## YOUR INSTRUCTIONS
Set the records down again in full, exactly as they are, apart from the images.

>>>>

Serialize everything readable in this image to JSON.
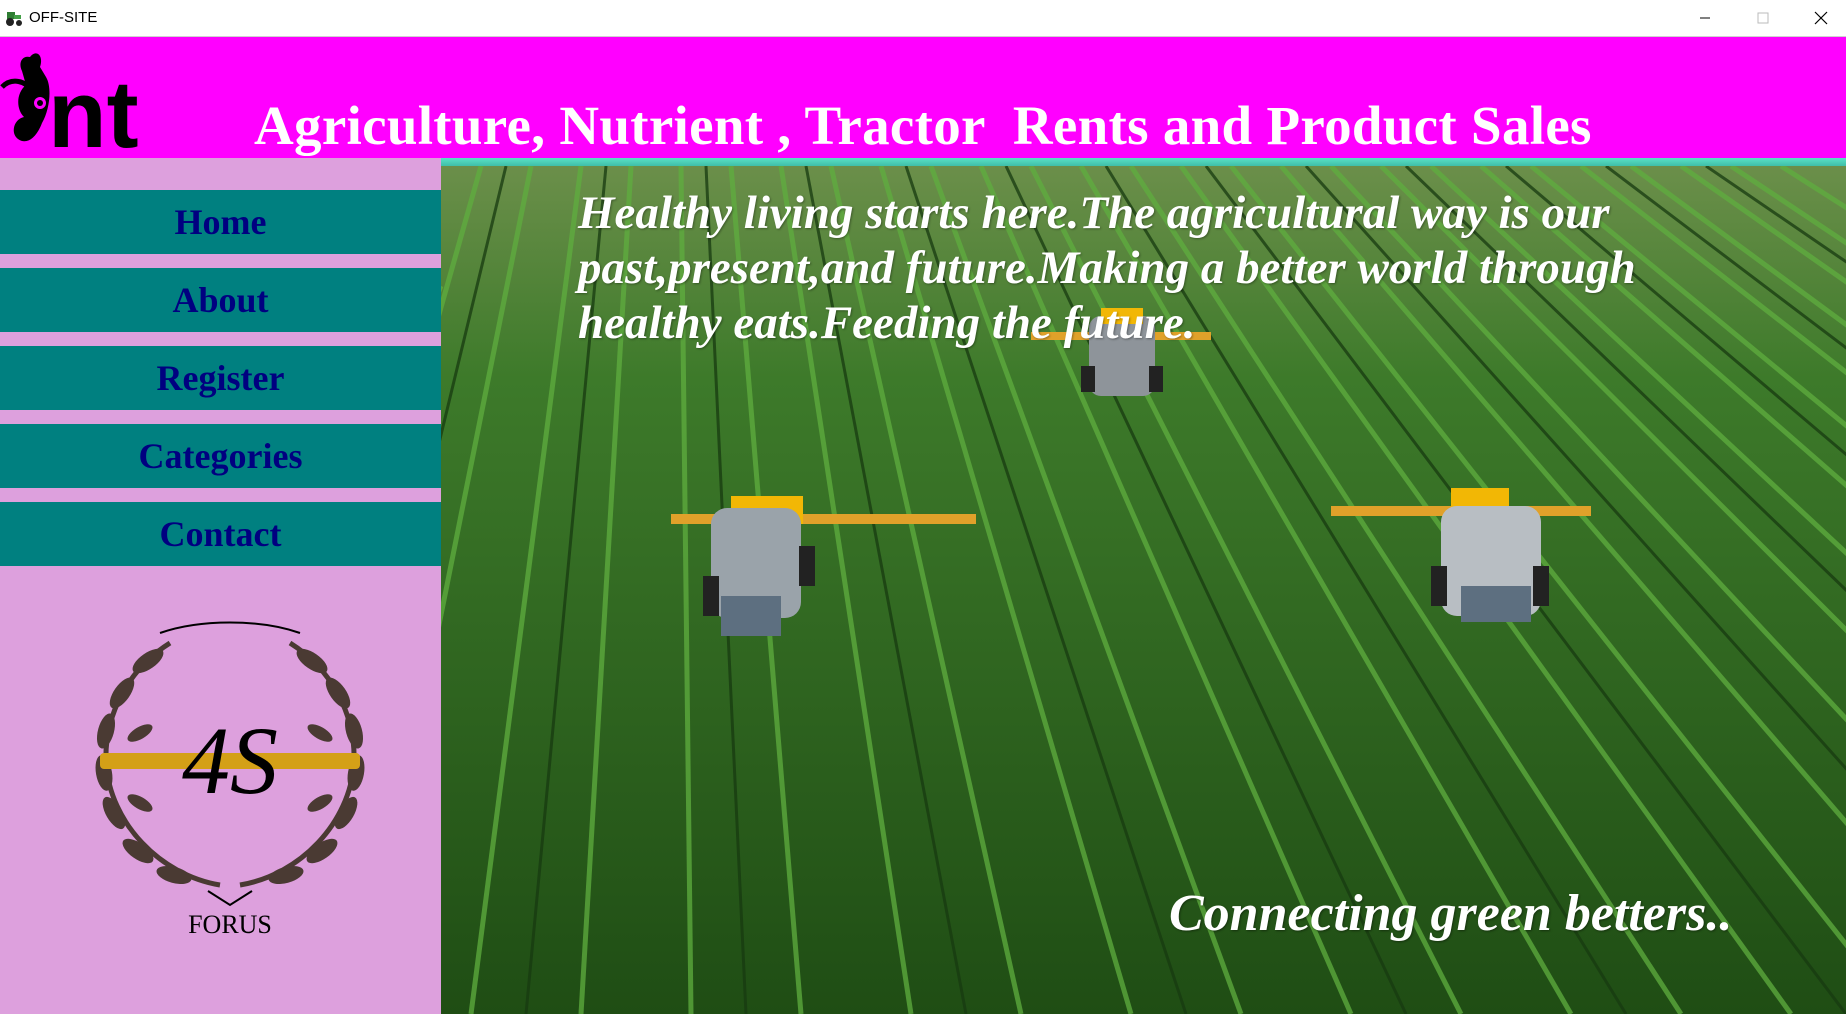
{
  "window": {
    "title": "OFF-SITE",
    "icon": "tractor-icon",
    "controls": [
      "minimize-icon",
      "maximize-icon",
      "close-icon"
    ]
  },
  "header": {
    "logo_text": "nt",
    "headline": "Agriculture, Nutrient , Tractor  Rents and Product Sales"
  },
  "nav": {
    "items": [
      {
        "label": "Home"
      },
      {
        "label": "About"
      },
      {
        "label": "Register"
      },
      {
        "label": "Categories"
      },
      {
        "label": "Contact"
      }
    ]
  },
  "seal": {
    "text": "4S",
    "caption": "FORUS"
  },
  "main": {
    "tagline": "Healthy living starts here.The agricultural way is our past,present,and future.Making a better world through healthy eats.Feeding the future.",
    "slogan": "Connecting green betters.."
  },
  "colors": {
    "header_bg": "#ff00ff",
    "sidebar_bg": "#dda0dd",
    "nav_button_bg": "#008080",
    "nav_text": "#000080",
    "accent_stripe": "#5be0c6"
  }
}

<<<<

## SOLUTION TO THE EXERCISE
Serialize everything readable in this image to JSON.
{
  "window": {
    "title": "OFF-SITE",
    "icon": "tractor-icon",
    "controls": [
      "minimize-icon",
      "maximize-icon",
      "close-icon"
    ]
  },
  "header": {
    "logo_text": "nt",
    "headline": "Agriculture, Nutrient , Tractor  Rents and Product Sales"
  },
  "nav": {
    "items": [
      {
        "label": "Home"
      },
      {
        "label": "About"
      },
      {
        "label": "Register"
      },
      {
        "label": "Categories"
      },
      {
        "label": "Contact"
      }
    ]
  },
  "seal": {
    "text": "4S",
    "caption": "FORUS"
  },
  "main": {
    "tagline": "Healthy living starts here.The agricultural way is our past,present,and future.Making a better world through healthy eats.Feeding the future.",
    "slogan": "Connecting green betters.."
  },
  "colors": {
    "header_bg": "#ff00ff",
    "sidebar_bg": "#dda0dd",
    "nav_button_bg": "#008080",
    "nav_text": "#000080",
    "accent_stripe": "#5be0c6"
  }
}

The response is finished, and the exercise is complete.